━━━━━ Provided data
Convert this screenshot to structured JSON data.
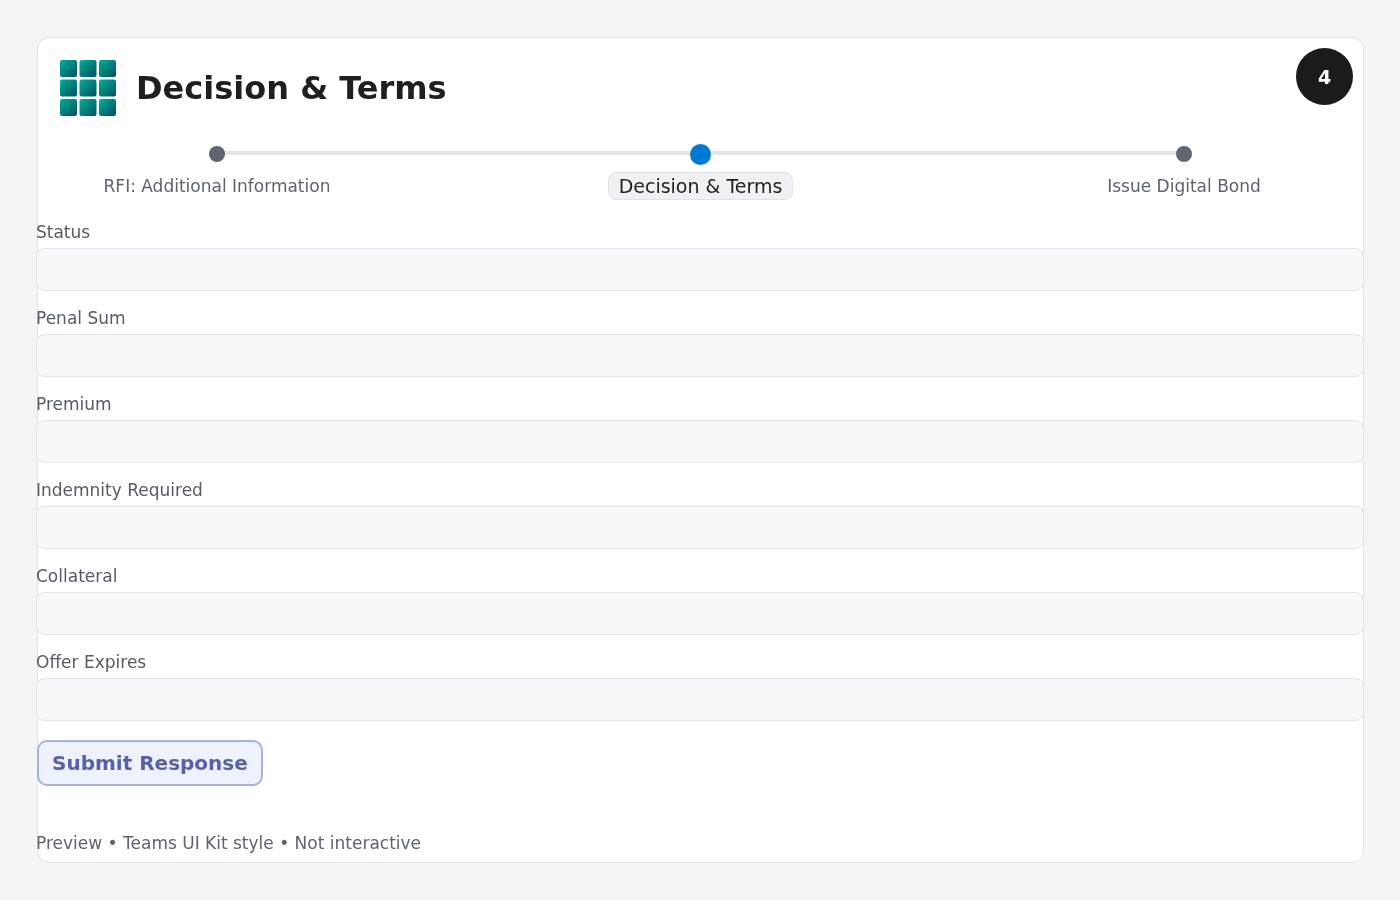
{
  "card": {
    "title": "Decision & Terms",
    "badge": "4"
  },
  "steps": [
    {
      "label": "RFI: Additional Information",
      "selected": false
    },
    {
      "label": "Decision & Terms",
      "selected": true
    },
    {
      "label": "Issue Digital Bond",
      "selected": false
    }
  ],
  "fields": [
    {
      "label": "Status"
    },
    {
      "label": "Penal Sum"
    },
    {
      "label": "Premium"
    },
    {
      "label": "Indemnity Required"
    },
    {
      "label": "Collateral"
    },
    {
      "label": "Offer Expires"
    }
  ],
  "button": "Submit Response",
  "footer": "Preview • Teams UI Kit style • Not interactive"
}
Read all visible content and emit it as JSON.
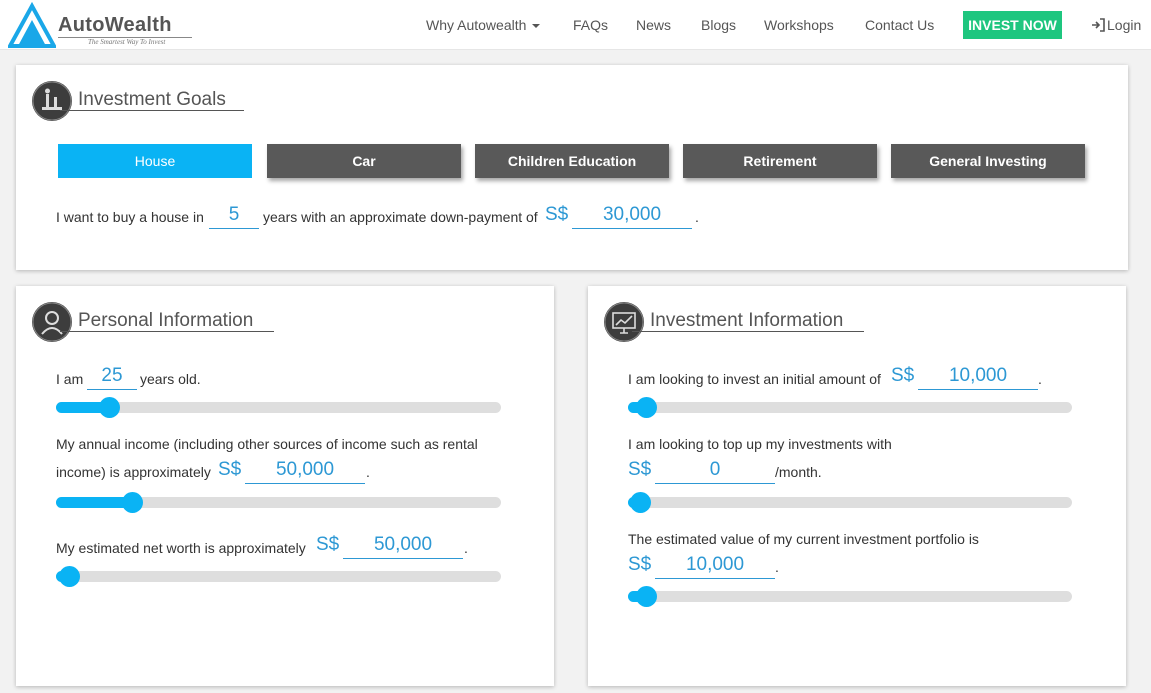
{
  "colors": {
    "accent": "#0ab3f4",
    "invest_btn": "#1ec67f",
    "tab_inactive": "#595959",
    "link_value": "#2d98d4"
  },
  "nav": {
    "brand": "AutoWealth",
    "tagline": "The Smartest Way To Invest",
    "items": [
      "Why Autowealth",
      "FAQs",
      "News",
      "Blogs",
      "Workshops",
      "Contact Us"
    ],
    "invest_now": "INVEST NOW",
    "login": "Login"
  },
  "goals": {
    "title": "Investment Goals",
    "tabs": [
      "House",
      "Car",
      "Children Education",
      "Retirement",
      "General Investing"
    ],
    "active_tab": "House",
    "sentence_1": "I want to buy a house in",
    "years": "5",
    "sentence_2": "years with an approximate down-payment of",
    "currency": "S$",
    "down_payment": "30,000",
    "end": "."
  },
  "personal": {
    "title": "Personal Information",
    "age_prefix": "I am",
    "age": "25",
    "age_suffix": "years old.",
    "age_slider": 0.12,
    "income_line1": "My annual income (including other sources of income such as rental",
    "income_line2": "income) is approximately",
    "income_currency": "S$",
    "income": "50,000",
    "income_end": ".",
    "income_slider": 0.17,
    "networth_label": "My estimated net worth is approximately",
    "networth_currency": "S$",
    "networth": "50,000",
    "networth_end": ".",
    "networth_slider": 0.03
  },
  "investment": {
    "title": "Investment Information",
    "initial_label": "I am looking to invest an initial amount of",
    "initial_currency": "S$",
    "initial": "10,000",
    "initial_end": ".",
    "initial_slider": 0.04,
    "topup_label": "I am looking to top up my investments with",
    "topup_currency": "S$",
    "topup": "0",
    "topup_suffix": "/month.",
    "topup_slider": 0.0,
    "portfolio_label": "The estimated value of my current investment portfolio is",
    "portfolio_currency": "S$",
    "portfolio": "10,000",
    "portfolio_end": ".",
    "portfolio_slider": 0.04
  }
}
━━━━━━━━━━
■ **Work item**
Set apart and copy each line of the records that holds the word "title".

■ **Exercise solution**
    "title": "Decision & Terms",
    "title": "Investment Goals",
    "title": "Personal Information",
    "title": "Investment Information",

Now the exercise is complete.